Rawls doubtful – Seahawks running back Thomas Rawls, who rushed for 209 yards against the 49ers last year, is doubtful for Sunday’s game with a shin injury.
Rawls is one of several key Seahawks who are nicked or injured. Tight end Nick Vannett and tackle Germain Ifedi are dealing with ankle injuries and also are listed as doubtful. Wide receiver Tyler Lockett (knee) and running back C.J. Prosise (wrist) are questionable.
Quarterback Russell Wilson (ankle) and wide receiver Doug Baldwin (knee) are not listed on Seattle’s report.

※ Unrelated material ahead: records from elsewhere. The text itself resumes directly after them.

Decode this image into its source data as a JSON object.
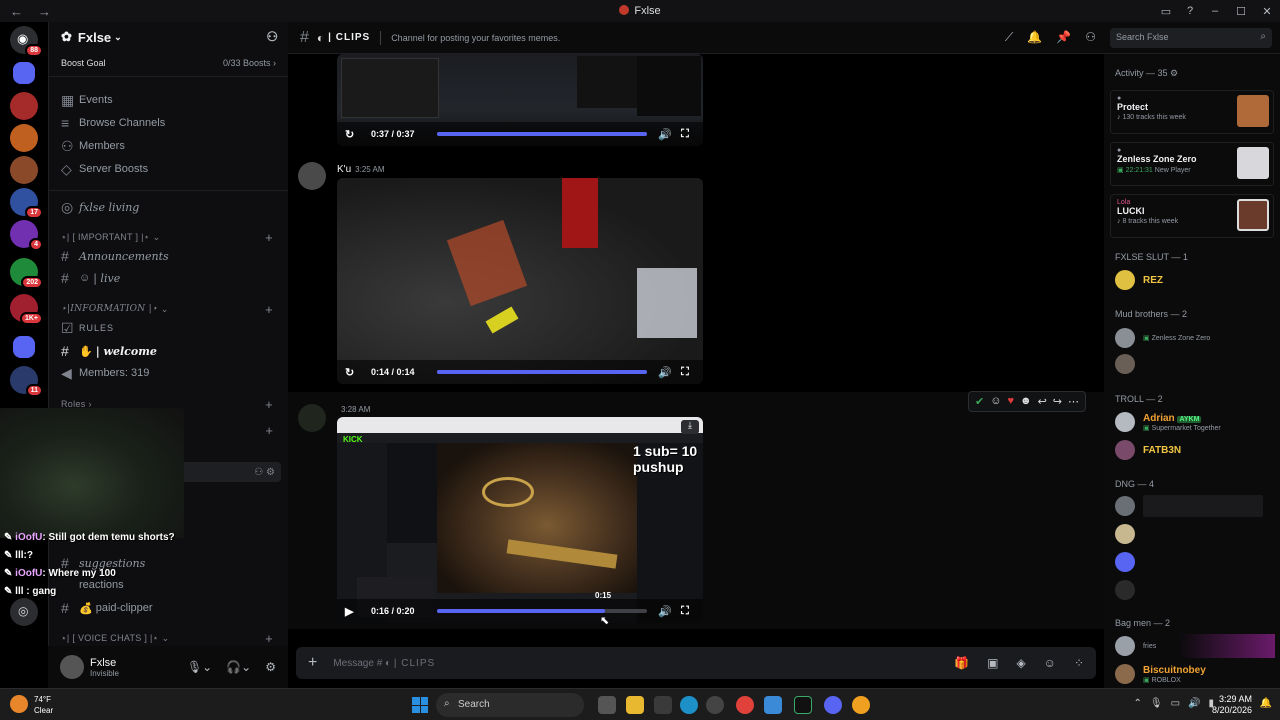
{
  "window": {
    "title": "Fxlse"
  },
  "server": {
    "name": "Fxlse",
    "boost_goal_label": "Boost Goal",
    "boost_count": "0/33 Boosts"
  },
  "rail_badges": [
    "88",
    "17",
    "4",
    "202",
    "1K+",
    "11"
  ],
  "sidebar": {
    "nav": [
      "Events",
      "Browse Channels",
      "Members",
      "Server Boosts"
    ],
    "channels": {
      "fxlse_living": "fxlse living",
      "important_cat": "⋆| [ IMPORTANT ] |⋆",
      "announcements": "Announcements",
      "live": "| live",
      "information_cat": "⋆|INFORMATION |⋆",
      "rules": "RULES",
      "welcome": "| welcome",
      "members": "Members: 319",
      "roles": "Roles",
      "suggestions": "suggestions",
      "reactions": "reactions",
      "paid_clipper": "paid-clipper",
      "voice_cat": "⋆| [ VOICE CHATS ] |⋆"
    }
  },
  "overlay": {
    "messages": [
      {
        "user": "iOofU",
        "text": ": Still got dem temu shorts?"
      },
      {
        "user": "",
        "text": "lll:?"
      },
      {
        "user": "iOofU",
        "text": ": Where my 100"
      },
      {
        "user": "",
        "text": "lll : gang"
      }
    ]
  },
  "user": {
    "name": "Fxlse",
    "status": "Invisible"
  },
  "channel": {
    "name": "| CLIPS",
    "topic": "Channel for posting your favorites memes."
  },
  "search": {
    "placeholder": "Search Fxlse"
  },
  "messages": [
    {
      "author": "",
      "time": "",
      "video_time": "0:37 / 0:37",
      "progress": 1.0
    },
    {
      "author": "K'u",
      "time": "3:25 AM",
      "video_time": "0:14 / 0:14",
      "progress": 1.0
    },
    {
      "author": "",
      "time": "3:28 AM",
      "video_time": "0:16 / 0:20",
      "progress": 0.8,
      "overlay_text": "1 sub= 10 pushup",
      "hover_time": "0:15",
      "site_label": "KICK"
    }
  ],
  "composer": {
    "placeholder": "Message #",
    "channel": "| CLIPS"
  },
  "members": {
    "activity_header": "Activity — 35",
    "activity": [
      {
        "title": "Protect",
        "sub": "130 tracks this week"
      },
      {
        "title": "Zenless Zone Zero",
        "sub": "22:21:31",
        "sub2": "New Player"
      },
      {
        "name": "Lola",
        "title": "LUCKI",
        "sub": "8 tracks this week"
      }
    ],
    "groups": [
      {
        "header": "FXLSE SLUT — 1",
        "members": [
          {
            "name": "REZ",
            "status": ""
          }
        ]
      },
      {
        "header": "Mud brothers — 2",
        "members": [
          {
            "name": "",
            "status": "Zenless Zone Zero"
          },
          {
            "name": "",
            "status": ""
          }
        ]
      },
      {
        "header": "TROLL — 2",
        "members": [
          {
            "name": "Adrian",
            "tag": "AYKM",
            "status": "Supermarket Together"
          },
          {
            "name": "FATB3N",
            "status": ""
          }
        ]
      },
      {
        "header": "DNG — 4",
        "members": []
      },
      {
        "header": "Bag men — 2",
        "members": [
          {
            "name": "",
            "status": "fries"
          },
          {
            "name": "Biscuitnobey",
            "status": "ROBLOX"
          }
        ]
      }
    ]
  },
  "taskbar": {
    "weather_temp": "74°F",
    "weather_desc": "Clear",
    "search": "Search",
    "time": "3:29 AM",
    "date": "8/20/2026"
  },
  "colors": {
    "accent": "#5865f2",
    "activity_lola": "#e0568e",
    "member_gold": "#f0c543",
    "member_orange": "#f0a232",
    "member_green": "#57f287"
  }
}
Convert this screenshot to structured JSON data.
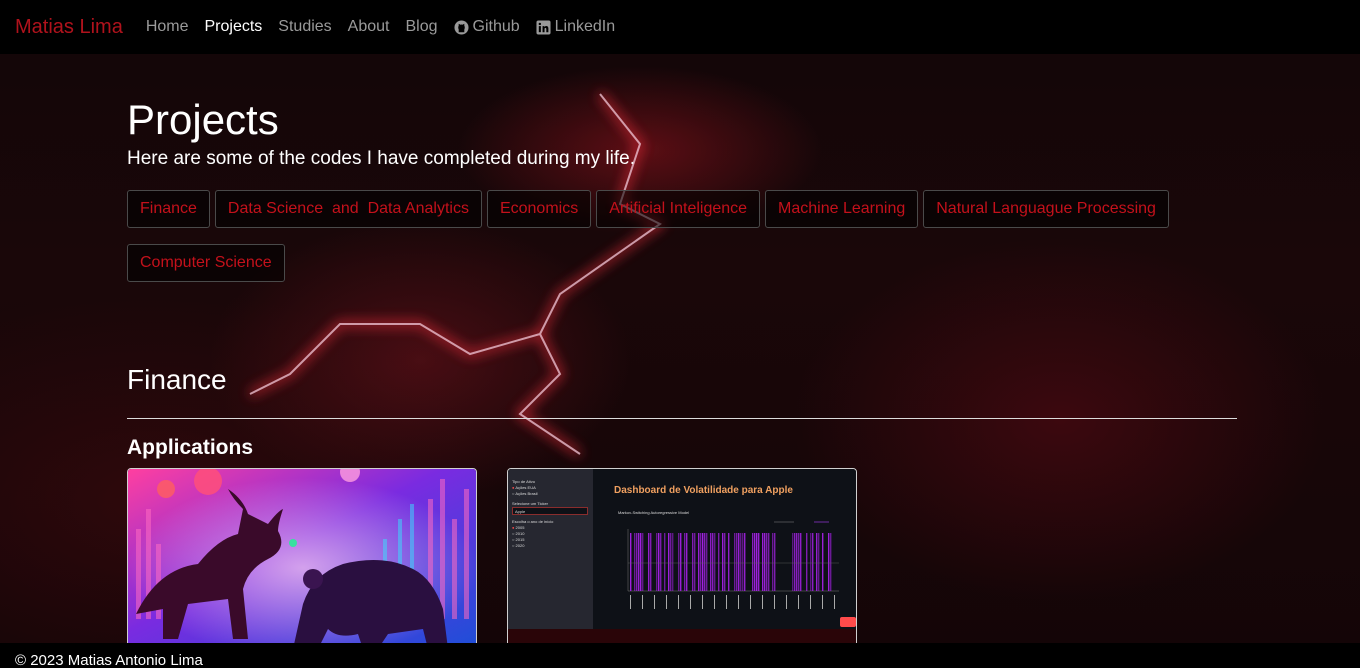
{
  "nav": {
    "brand": "Matias Lima",
    "items": [
      {
        "label": "Home"
      },
      {
        "label": "Projects"
      },
      {
        "label": "Studies"
      },
      {
        "label": "About"
      },
      {
        "label": "Blog"
      },
      {
        "label": "Github",
        "icon": "github-icon"
      },
      {
        "label": "LinkedIn",
        "icon": "linkedin-icon"
      }
    ],
    "active": "Projects"
  },
  "page": {
    "title": "Projects",
    "subtitle": "Here are some of the codes I have completed during my life."
  },
  "tags": [
    "Finance",
    "Data Science  and  Data Analytics",
    "Economics",
    "Artificial Inteligence",
    "Machine Learning",
    "Natural Languague Processing",
    "Computer Science"
  ],
  "section": {
    "title": "Finance",
    "subtitle": "Applications"
  },
  "cards": [
    {
      "image": "bull-vs-bear-illustration"
    },
    {
      "image": "volatility-dashboard-screenshot",
      "dashboard": {
        "title": "Dashboard de Volatilidade para Apple",
        "chart_title": "Markov-Switching Autoregressive Model",
        "sidebar": {
          "asset_type_label": "Tipo de Ativo",
          "asset_options": [
            "Ações EUA",
            "Ações Brasil"
          ],
          "ticker_label": "Selecione um Ticker",
          "ticker_value": "Apple",
          "year_label": "Escolha o ano de início",
          "year_options": [
            "2005",
            "2010",
            "2015",
            "2020"
          ]
        }
      }
    }
  ],
  "footer": {
    "text": "© 2023 Matias Antonio Lima"
  },
  "colors": {
    "accent": "#b0121c",
    "tag_text": "#c4111b",
    "nav_bg": "#000000"
  }
}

Rawls was substituting for an injured Marshawn Lynch last year when he had his big game. He also scored a rushing touchdown and had three catches for 46 yards and a receiving touchdown. Lynch retired in the offseason.
Christine Michael, who is averaging 5.0 yards a carry through two games, likely will start in Rawls’ place.
Et cetera – The only 49er who has been ruled out is offensive tackle Anthony Davis, who hasn’t practiced since suffering a concussion Sept. 15. Davis is the backup right tackle, a job that will go to guard Zane Beadles if there’s an injury Sunday.
▪ Safeties Jaquiski Tartt (knee) and Marcus Cromartie (ankle) are listed as questionable. They were limited in practice during the week.
▪ Defensive linemen Arik Armstead (shoulder), Quinton Dial (knee) and Glenn Dorsey (knee) went through full practices all week. Another, nose tackle Mike Purcell, is dealing with an ankle injury but was full-go Friday.